Pitchfithay History, Family Crest & Coats of Arms
- Origins Available:
The name Pitchfithay belongs to the early history of Britain, it's origins lie with the Anglo-Saxons. It is a product of their having lived in the parish of Pitchford found in Shropshire.
Early Origins of the Pitchfithay family
The surname Pitchfithay was first found in Shropshire at Pitchford, a small village and parish, in the union of Atcham, hundred of Condover where the village derives its name from the strong pitchy smell that emanates from the oily substance that frequently covers the surface of the water. Hence the place means "ford near a place where pitch if found," from the Old English words "pic" + "ford." 
Alternatively the family could have originated in Pickforde in Ticehurst (Sussex). 
The Domesday Book of 1086 lists the place as Piceforde  and also lists Pitchford Hall as "Edric, and Leofric and Wulfric held it as thress manors; they were free." 
Today Pitchford Hall is a large Grade I listed Tudor country house that was mostly rebuilt c. 1560. Portions of the Roman Watling Street runs through the grounds. Early records show that Geoffrey de Pykeford, a crusader, was Lord of the Manor from 1272. He also built the local church of St Michael, which contains an oak effigy of him.
Early rolls included: Alcock de Pykeford was listed in the Assize Rolls of 1288; and Thomas Pikeford in the Subsidy Rolls for Sussex in 1332. 

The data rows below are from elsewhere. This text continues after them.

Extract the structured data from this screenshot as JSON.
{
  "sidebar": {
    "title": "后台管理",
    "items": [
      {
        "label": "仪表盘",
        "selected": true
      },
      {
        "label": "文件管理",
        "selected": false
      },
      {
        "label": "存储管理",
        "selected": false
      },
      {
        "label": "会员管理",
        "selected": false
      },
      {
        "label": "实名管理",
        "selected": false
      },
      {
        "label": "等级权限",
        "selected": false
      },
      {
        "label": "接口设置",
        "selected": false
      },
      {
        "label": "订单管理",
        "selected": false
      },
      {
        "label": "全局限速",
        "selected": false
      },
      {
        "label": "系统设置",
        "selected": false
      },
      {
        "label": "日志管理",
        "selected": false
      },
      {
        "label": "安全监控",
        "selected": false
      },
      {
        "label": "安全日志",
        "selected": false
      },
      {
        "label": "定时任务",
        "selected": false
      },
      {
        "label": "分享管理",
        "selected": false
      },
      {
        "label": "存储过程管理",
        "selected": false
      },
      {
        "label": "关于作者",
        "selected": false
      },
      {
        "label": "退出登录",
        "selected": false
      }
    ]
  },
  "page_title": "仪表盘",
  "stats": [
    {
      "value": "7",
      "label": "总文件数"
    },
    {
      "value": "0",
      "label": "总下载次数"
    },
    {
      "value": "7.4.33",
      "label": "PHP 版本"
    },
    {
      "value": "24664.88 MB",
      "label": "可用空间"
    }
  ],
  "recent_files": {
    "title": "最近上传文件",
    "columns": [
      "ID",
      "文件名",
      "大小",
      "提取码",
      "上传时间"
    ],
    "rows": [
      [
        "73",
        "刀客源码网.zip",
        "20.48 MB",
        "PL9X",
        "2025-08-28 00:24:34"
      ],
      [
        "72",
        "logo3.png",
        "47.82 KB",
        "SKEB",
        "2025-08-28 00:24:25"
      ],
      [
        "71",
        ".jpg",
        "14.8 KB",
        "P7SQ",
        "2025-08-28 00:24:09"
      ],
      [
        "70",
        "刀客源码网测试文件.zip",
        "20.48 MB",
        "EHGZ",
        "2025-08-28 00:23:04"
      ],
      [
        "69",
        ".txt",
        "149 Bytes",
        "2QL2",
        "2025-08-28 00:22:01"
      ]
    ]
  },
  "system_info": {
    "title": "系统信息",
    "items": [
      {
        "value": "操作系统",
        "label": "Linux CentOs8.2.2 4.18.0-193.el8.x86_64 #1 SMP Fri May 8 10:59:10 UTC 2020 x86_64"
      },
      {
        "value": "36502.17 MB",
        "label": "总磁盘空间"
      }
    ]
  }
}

The Hundredorum Rolls of 1273 had only one listing for the family: John de Picford, or Picheford found in Salop (Shropshire.)  The Writs of Parliament included two listings: John de Pycheford, 1277 and Galfridus de Picheford, 1296.
Early History of the Pitchfithay family
This web page shows only a small excerpt of our Pitchfithay research. Another 99 words (7 lines of text) covering the years 1591, 1599, 1649 and 1695 are included under the topic Early Pitchfithay History in all our PDF Extended History products and printed products wherever possible.
Pitchfithay Spelling Variations
Until the dictionary, an invention of only the last few hundred years, the English language lacked any comprehensive system of spelling rules. Consequently, spelling variations in names are frequently found in early Anglo-Saxon and later Anglo-Norman documents. One person's name was often spelled several different ways over a lifetime. The recorded variations of Pitchfithay include Pickford, Pitchford, Picford, Pichford, Pitford and others.
Early Notables of the Pitchfithay family (pre 1700)
Another 50 words (4 lines of text) are included under the topic Early Pitchfithay Notables in all our PDF Extended History products and printed products wherever possible.
Migration of the Pitchfithay family
Thousands of English families boarded ships sailing to the New World in the hope of escaping the unrest found in England at this time. Although the search for opportunity and freedom from persecution abroad took the lives of many because of the cramped conditions and unsanitary nature of the vessels, the opportunity perceived in the growing colonies of North America beckoned. Many of the settlers who survived the journey went on to make important contributions to the transplanted cultures of their adopted countries. The Pitchfithay were among these contributors, for they have been located in early North American records: Susan Pickford, who came to Barbados in 1659; Mary Pickford, who arrived in Virginia in 1663 with her husband; John Pitford arrived in Barbados in 1689.
Related Stories +
- ^ Mills, A.D., Dictionary of English Place-Names. Oxford: Oxford University Press, 1991. Print. (ISBN 0-19-869156-4)
- ^ Reaney, P.H and R.M. Wilson, A Dictionary of English Surnames. London: Routledge, 1991. Print. (ISBN 0-415-05737-X)
- ^ Williams, Dr Ann. And G.H. Martin, Eds., Domesday Book A Complete Translation. London: Penguin, 1992. Print. (ISBN 0-141-00523-8)
- ^ Lewis, Samuel, A Topographical Dictionary of England. Institute of Historical Research, 1848, Print.
- ^ Bardsley, C.W, A Dictionary of English and Welsh Surnames: With Special American Instances. Wiltshire: Heraldry Today, 1901. Print. (ISBN 0-900455-44-6)